One of the highlights of my visit to Ghana was meeting Nana Okyere-Antwi I, the Ashanti King. Our trusted guide, Noah, had managed to secure us an audience with the king, through a local contact. We shook hands are he explained about the Ashanti kingdom and its culture before allowing us time to ask questions and take photographs. You may not address the king directly; you talk to him through his assistant who would in turn present the question to the king. In fact, we would ask Noah the question, he would relay that to the local guide/interpreter who again would pose the question to the king’s assistant. It was a surreal and extraordinary experience and one which I will never forget.
The Ashanti Traditional Museum is housed within the Cultural Centre in Kumasi. Unfortunately, no photography is permitted inside.
The museum houses traditional artifacts and possessions from the Ashanti Royal family amongst other things. I found the following items of interest:
Stools and chairs captured by the British which were brought back by Queen Elizabeth on her visit to Ghana in 1965
Weights used to measure gold dust. Gold dust was used as a currency for some time in Ghana.
Replica of the king’s bathroom.
The king should not place his feet on the floor as this would annul his position, so a foot rest of ivory is placed in front of his seat.
Sculptures, palanquins, staff, stools and swords, including the replica golden stool (which the Ashanti fobbed the English off with as the real thing when they ransacked the palace) which was brought back in 1969 – with the gold covering removed!
Umbrella tops. The king would always have a servant carrying an umbrella over his head and the tops of these umbrellas are very symbolic: a duck means that you shuold look backwards; a horn signifies power and a hand illustrates how you cannot tie a knot without a thumb!
A replica of the king’s kitchen. Women were not allowed to cook for the king because jealousy may entice them to poison him, as well as the belief that menstruating women are dirty. The chief cook would always taste the king’s food first, to ensure it was not poisoned.
A leopard skin drum which when rubbed with a stick over the skin, sounds just like the roar of a leopard. This was used to scare off enemies, making them believe that there really was a dangerous animal around.
The king’s sandals, with the wooden ones used on rainy days and the gold for ceremonies.
Kente cloth, old clothes, spittoons and many other items. It is worth having a guide to explain it all to you.

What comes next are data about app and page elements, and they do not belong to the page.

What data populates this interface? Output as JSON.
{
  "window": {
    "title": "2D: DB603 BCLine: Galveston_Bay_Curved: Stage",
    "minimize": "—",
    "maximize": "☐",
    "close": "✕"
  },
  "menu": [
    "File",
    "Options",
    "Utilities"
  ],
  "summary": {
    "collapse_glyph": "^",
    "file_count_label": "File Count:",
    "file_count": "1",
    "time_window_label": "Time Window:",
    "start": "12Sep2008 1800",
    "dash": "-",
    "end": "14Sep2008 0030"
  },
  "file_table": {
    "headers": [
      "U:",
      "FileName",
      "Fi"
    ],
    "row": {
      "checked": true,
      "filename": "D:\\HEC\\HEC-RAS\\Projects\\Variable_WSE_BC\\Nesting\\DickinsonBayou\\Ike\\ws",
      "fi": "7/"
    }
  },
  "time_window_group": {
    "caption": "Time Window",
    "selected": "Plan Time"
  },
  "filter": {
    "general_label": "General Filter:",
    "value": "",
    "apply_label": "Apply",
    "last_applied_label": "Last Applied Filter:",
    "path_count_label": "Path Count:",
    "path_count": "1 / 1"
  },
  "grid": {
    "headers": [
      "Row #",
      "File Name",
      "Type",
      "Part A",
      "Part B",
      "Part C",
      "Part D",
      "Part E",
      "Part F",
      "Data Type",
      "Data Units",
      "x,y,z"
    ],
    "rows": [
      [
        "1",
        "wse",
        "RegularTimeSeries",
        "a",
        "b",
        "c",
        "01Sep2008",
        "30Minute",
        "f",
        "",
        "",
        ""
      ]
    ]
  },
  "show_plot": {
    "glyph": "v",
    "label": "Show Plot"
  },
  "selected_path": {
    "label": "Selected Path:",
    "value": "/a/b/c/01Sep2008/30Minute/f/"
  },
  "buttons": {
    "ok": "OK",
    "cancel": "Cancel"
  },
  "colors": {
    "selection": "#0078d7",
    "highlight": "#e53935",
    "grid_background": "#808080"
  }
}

The string of first missionaries to Ghana quickly died of malaria, but eventually, Ghana became a great success story for the Protestant and Catholic denominations that sent missionaries there. The leading churches in Ghana are the Methodist, Presbyterian, and Anglican Churches, but the Catholic Church, and more recently, the Baptist and Pentacostal Churches have considerable representation. About a third of Ghana is Muslim, but everyone is generally very harmonious about religion, and all over Ghana, traditional tribal spirtualism remains an important part of life. The strength of Christian belief in Ghana is very high as images of Christ and Christian slogans are proudly painted onto vehicles and in homes. Thus, Ghana represents the front line of Christian and Muslim missionary activity, as the Christians moved north from the Gold Coast Slave Fortresses and the Muslim armies and slave traders moved south from the Sahara. At the present time, the Christians seem to be having greater success because the many non-government aid organizations are from the various churches, such as the educational unit of the Presbyterian Church shown here. Thus, while Christian efforts have been a miserable failure in the Arab Middle East, the Muslims have neglected the needs of Africans south of the Sahara, many of whom are converting to Christianity as a way for salvation in this world--food, medical care, and education. Most Churches provide multi-lingual services. In Kumasi, that would typically mean one service in English and another in Akan.
Soccer, otherwise known as football in the world, is naturally very popular in Ghana and the Ghanians are very good at it. I paid modest ticket prices for myself and my friend to watch Ghana beat soundly a visiting Morrocco club. The players in Ghana can run fast and scrap well for the ball. The Morroccan's tried a finesse passing game, but it didn't work. The Ghana club was too hard hitting. The stadium design isn't the greatest as a iron fence separates the fans from the field at the lower levels, but this is the largest stadium in the nation and in a city that is fanatical about the sport. Although saches of water pelted the field, I didn't see any of the unruly barbarism behavior frequently seen at the uncivilized European soccer matches.
Browse the meat market, currency exchange booth area, tools, toys or row after row of fabrics and clothes--This is the open Market in Kumasi. Central located in a large and spread out city, at least a morning can be spent here people watching or selecting cotton print and batik fabrics. I took advantage of the photogenic vendors...
People who fear touching others will fear this place. I found the labyrinth of alleys fun though...Many of the molded plastic junk in made in India or China.